[Start of Attachment]

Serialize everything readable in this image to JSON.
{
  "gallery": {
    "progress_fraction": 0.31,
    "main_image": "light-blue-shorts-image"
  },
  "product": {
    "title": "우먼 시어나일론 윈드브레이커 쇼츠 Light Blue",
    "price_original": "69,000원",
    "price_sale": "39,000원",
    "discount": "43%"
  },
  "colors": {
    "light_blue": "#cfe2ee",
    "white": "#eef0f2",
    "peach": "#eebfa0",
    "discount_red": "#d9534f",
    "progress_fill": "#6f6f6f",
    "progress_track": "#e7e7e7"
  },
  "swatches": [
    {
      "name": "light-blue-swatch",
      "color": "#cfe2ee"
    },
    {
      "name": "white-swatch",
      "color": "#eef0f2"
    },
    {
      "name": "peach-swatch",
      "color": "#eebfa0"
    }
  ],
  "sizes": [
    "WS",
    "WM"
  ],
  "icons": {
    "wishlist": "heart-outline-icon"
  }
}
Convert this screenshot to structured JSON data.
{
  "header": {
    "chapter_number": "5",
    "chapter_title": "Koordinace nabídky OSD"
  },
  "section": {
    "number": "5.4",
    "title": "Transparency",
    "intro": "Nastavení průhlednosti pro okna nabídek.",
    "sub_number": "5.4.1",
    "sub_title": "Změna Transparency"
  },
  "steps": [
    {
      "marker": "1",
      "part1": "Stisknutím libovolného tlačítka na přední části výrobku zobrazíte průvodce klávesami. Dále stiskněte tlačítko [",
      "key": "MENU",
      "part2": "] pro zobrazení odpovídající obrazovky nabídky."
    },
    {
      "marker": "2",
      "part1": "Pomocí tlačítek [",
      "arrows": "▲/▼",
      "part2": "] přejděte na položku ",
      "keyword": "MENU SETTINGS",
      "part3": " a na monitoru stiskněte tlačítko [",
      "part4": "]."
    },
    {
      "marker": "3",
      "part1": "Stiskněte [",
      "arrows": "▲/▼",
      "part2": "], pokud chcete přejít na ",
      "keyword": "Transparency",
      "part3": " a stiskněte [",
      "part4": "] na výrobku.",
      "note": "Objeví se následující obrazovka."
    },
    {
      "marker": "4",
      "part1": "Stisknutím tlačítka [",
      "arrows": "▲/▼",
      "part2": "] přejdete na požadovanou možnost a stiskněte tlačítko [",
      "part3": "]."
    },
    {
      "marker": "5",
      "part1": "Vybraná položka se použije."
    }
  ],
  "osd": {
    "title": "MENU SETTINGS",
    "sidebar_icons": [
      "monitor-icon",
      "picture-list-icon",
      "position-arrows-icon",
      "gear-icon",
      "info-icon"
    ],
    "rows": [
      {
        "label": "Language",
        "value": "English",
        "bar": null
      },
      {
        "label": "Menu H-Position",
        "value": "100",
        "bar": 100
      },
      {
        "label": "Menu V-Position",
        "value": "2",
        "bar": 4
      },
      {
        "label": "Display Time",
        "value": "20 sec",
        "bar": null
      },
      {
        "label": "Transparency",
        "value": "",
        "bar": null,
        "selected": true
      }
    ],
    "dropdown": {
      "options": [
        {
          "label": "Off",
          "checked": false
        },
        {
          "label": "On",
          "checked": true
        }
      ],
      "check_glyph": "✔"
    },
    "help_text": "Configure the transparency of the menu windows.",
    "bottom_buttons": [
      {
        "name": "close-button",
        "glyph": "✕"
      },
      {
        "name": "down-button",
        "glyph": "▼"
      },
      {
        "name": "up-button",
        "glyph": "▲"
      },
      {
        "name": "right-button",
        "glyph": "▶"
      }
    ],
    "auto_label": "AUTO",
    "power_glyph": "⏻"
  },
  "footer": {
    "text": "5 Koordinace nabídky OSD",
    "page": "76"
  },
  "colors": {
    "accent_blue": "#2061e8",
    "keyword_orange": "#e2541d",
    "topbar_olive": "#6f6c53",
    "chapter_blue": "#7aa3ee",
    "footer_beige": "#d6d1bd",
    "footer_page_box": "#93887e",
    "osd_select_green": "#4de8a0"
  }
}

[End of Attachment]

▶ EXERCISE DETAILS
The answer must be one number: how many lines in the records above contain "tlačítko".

▶ SOLUTION
3